The EcoRedux AD issue was edited by Lydia Kallipoliti and included contributions of Anthony Vidler, Fabiola Lopez-Durand & Nikki Moore, Mark Wigley, Lydia Kallipoliti, Matthias Hollwich & Marc Kushner (HWKN), Francois Roche (R & Sie(n) architects), Eva Franch i Gilabert, Alexandros Tsamis, Anna Pla Catala, Eric Vergne, Rafi Segal, Jonathan Enns, Mitchell Joachim (Terreform ONE) and Brian Carter.
EcoRedux can be purchased in Amazon:
EcoRedux was also a series of exhibitions curated and designed by Lydia Kallipoliti at the Byzantine Museum of Athens, Greece (2008), Columbia University in New York (2009), the Cooper Union in New York (2010) and the Design Museum of Barcelona, Disseny Hub (2011). The traveling exhibition received reviews from a series of publications including Domus magazine, Cyan magazine and Slam Lab magazine.

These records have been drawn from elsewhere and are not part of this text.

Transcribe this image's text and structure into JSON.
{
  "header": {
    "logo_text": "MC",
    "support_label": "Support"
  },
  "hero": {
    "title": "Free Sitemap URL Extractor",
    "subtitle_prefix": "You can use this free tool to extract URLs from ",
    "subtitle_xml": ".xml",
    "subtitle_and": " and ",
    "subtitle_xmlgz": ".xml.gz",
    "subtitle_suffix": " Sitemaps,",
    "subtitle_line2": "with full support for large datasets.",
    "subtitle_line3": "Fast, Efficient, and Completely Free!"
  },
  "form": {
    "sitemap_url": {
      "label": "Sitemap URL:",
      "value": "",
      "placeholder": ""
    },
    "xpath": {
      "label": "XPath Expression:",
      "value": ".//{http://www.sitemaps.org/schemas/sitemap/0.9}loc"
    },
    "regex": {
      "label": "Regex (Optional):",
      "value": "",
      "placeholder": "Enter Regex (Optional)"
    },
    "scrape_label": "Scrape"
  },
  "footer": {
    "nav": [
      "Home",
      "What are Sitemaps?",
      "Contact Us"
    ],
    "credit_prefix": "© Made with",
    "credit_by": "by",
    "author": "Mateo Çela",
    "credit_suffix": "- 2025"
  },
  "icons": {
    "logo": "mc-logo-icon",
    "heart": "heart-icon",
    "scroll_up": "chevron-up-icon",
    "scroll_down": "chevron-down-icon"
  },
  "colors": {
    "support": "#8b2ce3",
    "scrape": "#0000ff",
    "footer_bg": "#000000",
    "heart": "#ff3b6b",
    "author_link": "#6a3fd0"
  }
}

Foremost, EcoRedux is an online non-profit educational resource for ecological experiments in the 1960s and 1970s and their potential creative reuse in contemporary design culture. The research for this website is a byproduct of my PhD thesis at Princeton and started from the idea of opening up archival boxes, which for the architectural historian are in most cases secretively locked and guarded in a drawer. EcoRedux is a public online archive and an open-source database, with a double function: first to explore the history of the period in assembling a genealogical archive and second to reuse the archive as a generative device for design. Given, the open source nature of the project, architects and designers are able to actively participate in the expansion of the website by submitting for upload their own interpretations of ecological experiments that are documented in the archive. EcoRedux is an expanding, growing resource: a wikipedia for designers to expand their knowledge and trigger new ecological projects.
Visit EcoRedux online @ www.ecoredux.com